> _YOUR OBJECTIVE_
The exercise calls for every entry that follows to be repeated exactly.

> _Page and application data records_
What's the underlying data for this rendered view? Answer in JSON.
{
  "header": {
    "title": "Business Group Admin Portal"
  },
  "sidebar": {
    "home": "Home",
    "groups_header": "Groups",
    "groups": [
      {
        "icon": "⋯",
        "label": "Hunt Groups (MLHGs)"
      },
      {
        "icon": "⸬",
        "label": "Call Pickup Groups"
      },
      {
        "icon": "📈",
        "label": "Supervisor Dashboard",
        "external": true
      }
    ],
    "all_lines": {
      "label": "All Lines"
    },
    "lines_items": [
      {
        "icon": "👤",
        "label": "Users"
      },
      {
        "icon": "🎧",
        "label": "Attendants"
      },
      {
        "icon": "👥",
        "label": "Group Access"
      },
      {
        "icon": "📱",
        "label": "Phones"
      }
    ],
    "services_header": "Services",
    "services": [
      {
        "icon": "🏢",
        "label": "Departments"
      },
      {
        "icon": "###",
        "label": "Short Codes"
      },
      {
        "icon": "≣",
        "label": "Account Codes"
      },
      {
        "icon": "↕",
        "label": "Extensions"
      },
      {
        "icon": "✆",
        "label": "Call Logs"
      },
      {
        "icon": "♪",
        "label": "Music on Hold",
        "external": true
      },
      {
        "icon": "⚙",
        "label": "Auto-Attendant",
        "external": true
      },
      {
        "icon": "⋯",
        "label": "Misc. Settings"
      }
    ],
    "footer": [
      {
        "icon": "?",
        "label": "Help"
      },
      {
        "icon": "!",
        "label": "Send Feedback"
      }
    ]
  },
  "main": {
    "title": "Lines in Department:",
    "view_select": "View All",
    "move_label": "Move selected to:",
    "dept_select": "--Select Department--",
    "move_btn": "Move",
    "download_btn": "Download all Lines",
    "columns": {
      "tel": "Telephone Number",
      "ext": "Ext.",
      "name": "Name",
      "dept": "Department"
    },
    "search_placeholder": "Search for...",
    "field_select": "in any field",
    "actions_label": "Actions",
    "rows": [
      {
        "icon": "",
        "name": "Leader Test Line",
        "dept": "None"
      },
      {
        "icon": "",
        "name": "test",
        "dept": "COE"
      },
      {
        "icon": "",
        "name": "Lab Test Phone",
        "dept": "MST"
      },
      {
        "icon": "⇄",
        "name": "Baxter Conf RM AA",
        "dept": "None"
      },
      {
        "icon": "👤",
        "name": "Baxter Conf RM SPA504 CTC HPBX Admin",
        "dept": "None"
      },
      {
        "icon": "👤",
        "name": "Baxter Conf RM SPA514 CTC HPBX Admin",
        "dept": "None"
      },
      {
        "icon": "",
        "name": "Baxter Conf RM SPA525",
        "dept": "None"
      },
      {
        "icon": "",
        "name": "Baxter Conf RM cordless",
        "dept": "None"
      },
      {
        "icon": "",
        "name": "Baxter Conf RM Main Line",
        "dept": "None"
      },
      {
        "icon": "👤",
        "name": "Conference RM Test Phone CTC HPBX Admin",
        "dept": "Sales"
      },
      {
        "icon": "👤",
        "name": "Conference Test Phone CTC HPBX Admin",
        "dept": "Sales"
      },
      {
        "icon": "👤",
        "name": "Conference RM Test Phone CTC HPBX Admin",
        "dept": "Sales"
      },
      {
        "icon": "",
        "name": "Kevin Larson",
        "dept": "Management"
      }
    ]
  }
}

> _ANSWER SECTION_
What's the underlying data for this rendered view? Answer in JSON.
{
  "header": {
    "title": "Business Group Admin Portal"
  },
  "sidebar": {
    "home": "Home",
    "groups_header": "Groups",
    "groups": [
      {
        "icon": "⋯",
        "label": "Hunt Groups (MLHGs)"
      },
      {
        "icon": "⸬",
        "label": "Call Pickup Groups"
      },
      {
        "icon": "📈",
        "label": "Supervisor Dashboard",
        "external": true
      }
    ],
    "all_lines": {
      "label": "All Lines"
    },
    "lines_items": [
      {
        "icon": "👤",
        "label": "Users"
      },
      {
        "icon": "🎧",
        "label": "Attendants"
      },
      {
        "icon": "👥",
        "label": "Group Access"
      },
      {
        "icon": "📱",
        "label": "Phones"
      }
    ],
    "services_header": "Services",
    "services": [
      {
        "icon": "🏢",
        "label": "Departments"
      },
      {
        "icon": "###",
        "label": "Short Codes"
      },
      {
        "icon": "≣",
        "label": "Account Codes"
      },
      {
        "icon": "↕",
        "label": "Extensions"
      },
      {
        "icon": "✆",
        "label": "Call Logs"
      },
      {
        "icon": "♪",
        "label": "Music on Hold",
        "external": true
      },
      {
        "icon": "⚙",
        "label": "Auto-Attendant",
        "external": true
      },
      {
        "icon": "⋯",
        "label": "Misc. Settings"
      }
    ],
    "footer": [
      {
        "icon": "?",
        "label": "Help"
      },
      {
        "icon": "!",
        "label": "Send Feedback"
      }
    ]
  },
  "main": {
    "title": "Lines in Department:",
    "view_select": "View All",
    "move_label": "Move selected to:",
    "dept_select": "--Select Department--",
    "move_btn": "Move",
    "download_btn": "Download all Lines",
    "columns": {
      "tel": "Telephone Number",
      "ext": "Ext.",
      "name": "Name",
      "dept": "Department"
    },
    "search_placeholder": "Search for...",
    "field_select": "in any field",
    "actions_label": "Actions",
    "rows": [
      {
        "icon": "",
        "name": "Leader Test Line",
        "dept": "None"
      },
      {
        "icon": "",
        "name": "test",
        "dept": "COE"
      },
      {
        "icon": "",
        "name": "Lab Test Phone",
        "dept": "MST"
      },
      {
        "icon": "⇄",
        "name": "Baxter Conf RM AA",
        "dept": "None"
      },
      {
        "icon": "👤",
        "name": "Baxter Conf RM SPA504 CTC HPBX Admin",
        "dept": "None"
      },
      {
        "icon": "👤",
        "name": "Baxter Conf RM SPA514 CTC HPBX Admin",
        "dept": "None"
      },
      {
        "icon": "",
        "name": "Baxter Conf RM SPA525",
        "dept": "None"
      },
      {
        "icon": "",
        "name": "Baxter Conf RM cordless",
        "dept": "None"
      },
      {
        "icon": "",
        "name": "Baxter Conf RM Main Line",
        "dept": "None"
      },
      {
        "icon": "👤",
        "name": "Conference RM Test Phone CTC HPBX Admin",
        "dept": "Sales"
      },
      {
        "icon": "👤",
        "name": "Conference Test Phone CTC HPBX Admin",
        "dept": "Sales"
      },
      {
        "icon": "👤",
        "name": "Conference RM Test Phone CTC HPBX Admin",
        "dept": "Sales"
      },
      {
        "icon": "",
        "name": "Kevin Larson",
        "dept": "Management"
      }
    ]
  }
}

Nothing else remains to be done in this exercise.